Check each line of the records below and collect those that include the word "badge".

= Beginning of Section =

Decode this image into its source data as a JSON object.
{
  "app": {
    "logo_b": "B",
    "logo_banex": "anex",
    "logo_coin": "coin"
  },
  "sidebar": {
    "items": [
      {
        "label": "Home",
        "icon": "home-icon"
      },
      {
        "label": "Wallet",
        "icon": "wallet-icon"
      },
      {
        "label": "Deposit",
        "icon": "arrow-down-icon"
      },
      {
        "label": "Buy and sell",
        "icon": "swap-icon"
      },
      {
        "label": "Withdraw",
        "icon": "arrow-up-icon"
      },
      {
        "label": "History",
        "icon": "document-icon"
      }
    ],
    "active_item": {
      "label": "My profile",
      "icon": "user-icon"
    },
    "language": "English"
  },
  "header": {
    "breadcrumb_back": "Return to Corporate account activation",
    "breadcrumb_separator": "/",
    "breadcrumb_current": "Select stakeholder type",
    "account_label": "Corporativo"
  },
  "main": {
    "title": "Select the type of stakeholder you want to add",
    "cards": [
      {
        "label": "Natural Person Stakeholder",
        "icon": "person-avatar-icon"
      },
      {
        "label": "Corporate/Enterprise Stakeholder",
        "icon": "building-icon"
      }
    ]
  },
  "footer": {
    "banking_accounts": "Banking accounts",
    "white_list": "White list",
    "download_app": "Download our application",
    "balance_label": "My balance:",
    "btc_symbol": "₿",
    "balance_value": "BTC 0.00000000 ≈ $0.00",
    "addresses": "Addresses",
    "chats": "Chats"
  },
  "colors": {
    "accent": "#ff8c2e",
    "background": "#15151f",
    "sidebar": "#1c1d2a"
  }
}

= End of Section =
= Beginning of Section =

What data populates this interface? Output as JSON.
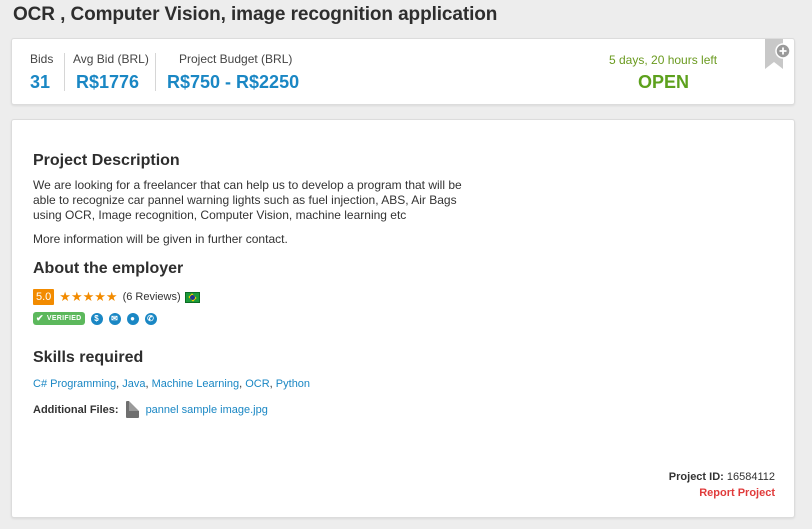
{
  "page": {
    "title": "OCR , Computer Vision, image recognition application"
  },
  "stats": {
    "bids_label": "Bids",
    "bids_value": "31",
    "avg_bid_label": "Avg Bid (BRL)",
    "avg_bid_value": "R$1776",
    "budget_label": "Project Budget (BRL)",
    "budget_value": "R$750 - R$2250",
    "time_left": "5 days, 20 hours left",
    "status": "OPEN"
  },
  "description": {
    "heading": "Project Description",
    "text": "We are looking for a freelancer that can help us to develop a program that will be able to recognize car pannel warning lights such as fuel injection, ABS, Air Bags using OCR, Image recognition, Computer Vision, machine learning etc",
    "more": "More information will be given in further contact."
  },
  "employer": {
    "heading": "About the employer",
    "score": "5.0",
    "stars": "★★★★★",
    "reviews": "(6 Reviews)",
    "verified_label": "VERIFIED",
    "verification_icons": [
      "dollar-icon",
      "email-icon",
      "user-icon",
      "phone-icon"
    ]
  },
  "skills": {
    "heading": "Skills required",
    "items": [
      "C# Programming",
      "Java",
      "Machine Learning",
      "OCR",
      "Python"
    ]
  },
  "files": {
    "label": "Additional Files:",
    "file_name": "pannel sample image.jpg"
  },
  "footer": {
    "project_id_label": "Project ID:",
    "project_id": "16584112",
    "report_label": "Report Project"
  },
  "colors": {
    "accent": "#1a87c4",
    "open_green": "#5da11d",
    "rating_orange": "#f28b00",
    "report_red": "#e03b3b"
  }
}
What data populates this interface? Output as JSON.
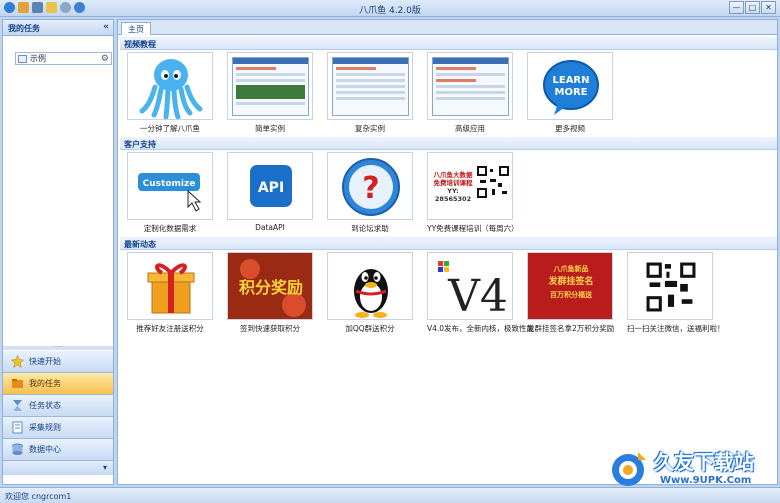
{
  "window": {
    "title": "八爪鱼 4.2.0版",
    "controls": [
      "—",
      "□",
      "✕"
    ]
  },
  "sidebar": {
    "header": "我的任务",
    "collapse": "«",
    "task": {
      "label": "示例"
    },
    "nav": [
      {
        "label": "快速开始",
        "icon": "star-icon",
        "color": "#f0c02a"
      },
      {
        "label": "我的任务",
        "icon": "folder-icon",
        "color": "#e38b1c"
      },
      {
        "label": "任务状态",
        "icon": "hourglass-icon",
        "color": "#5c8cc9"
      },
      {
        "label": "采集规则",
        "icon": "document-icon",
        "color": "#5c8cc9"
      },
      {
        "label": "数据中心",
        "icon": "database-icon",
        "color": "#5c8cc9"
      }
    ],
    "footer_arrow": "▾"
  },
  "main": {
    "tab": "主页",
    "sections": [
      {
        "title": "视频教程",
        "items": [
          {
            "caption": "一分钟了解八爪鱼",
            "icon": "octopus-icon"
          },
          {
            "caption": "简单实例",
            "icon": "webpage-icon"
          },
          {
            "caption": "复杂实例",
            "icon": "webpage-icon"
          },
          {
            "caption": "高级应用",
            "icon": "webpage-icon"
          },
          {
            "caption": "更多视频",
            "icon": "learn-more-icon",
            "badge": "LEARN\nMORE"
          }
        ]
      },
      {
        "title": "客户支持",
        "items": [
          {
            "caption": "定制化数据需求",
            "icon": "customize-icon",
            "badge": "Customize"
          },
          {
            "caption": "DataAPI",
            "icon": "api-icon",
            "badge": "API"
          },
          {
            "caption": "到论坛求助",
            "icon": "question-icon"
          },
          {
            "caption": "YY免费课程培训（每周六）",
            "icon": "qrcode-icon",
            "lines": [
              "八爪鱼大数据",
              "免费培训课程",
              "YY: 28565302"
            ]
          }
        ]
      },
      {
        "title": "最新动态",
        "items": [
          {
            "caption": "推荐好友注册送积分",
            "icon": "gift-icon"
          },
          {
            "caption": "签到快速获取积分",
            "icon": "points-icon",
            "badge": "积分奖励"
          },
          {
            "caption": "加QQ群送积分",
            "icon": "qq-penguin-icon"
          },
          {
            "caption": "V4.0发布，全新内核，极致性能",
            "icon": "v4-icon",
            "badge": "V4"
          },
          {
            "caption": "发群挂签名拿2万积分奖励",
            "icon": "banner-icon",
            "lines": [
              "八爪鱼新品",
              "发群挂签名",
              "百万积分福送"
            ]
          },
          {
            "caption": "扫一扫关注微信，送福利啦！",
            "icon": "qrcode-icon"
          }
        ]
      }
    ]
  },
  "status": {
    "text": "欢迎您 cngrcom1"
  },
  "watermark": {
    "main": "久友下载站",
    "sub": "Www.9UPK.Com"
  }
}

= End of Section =

▶ [RESPONSE AREA]
            "badge": "LEARN\nMORE"
            "badge": "Customize"
            "badge": "API"
            "badge": "积分奖励"
            "badge": "V4"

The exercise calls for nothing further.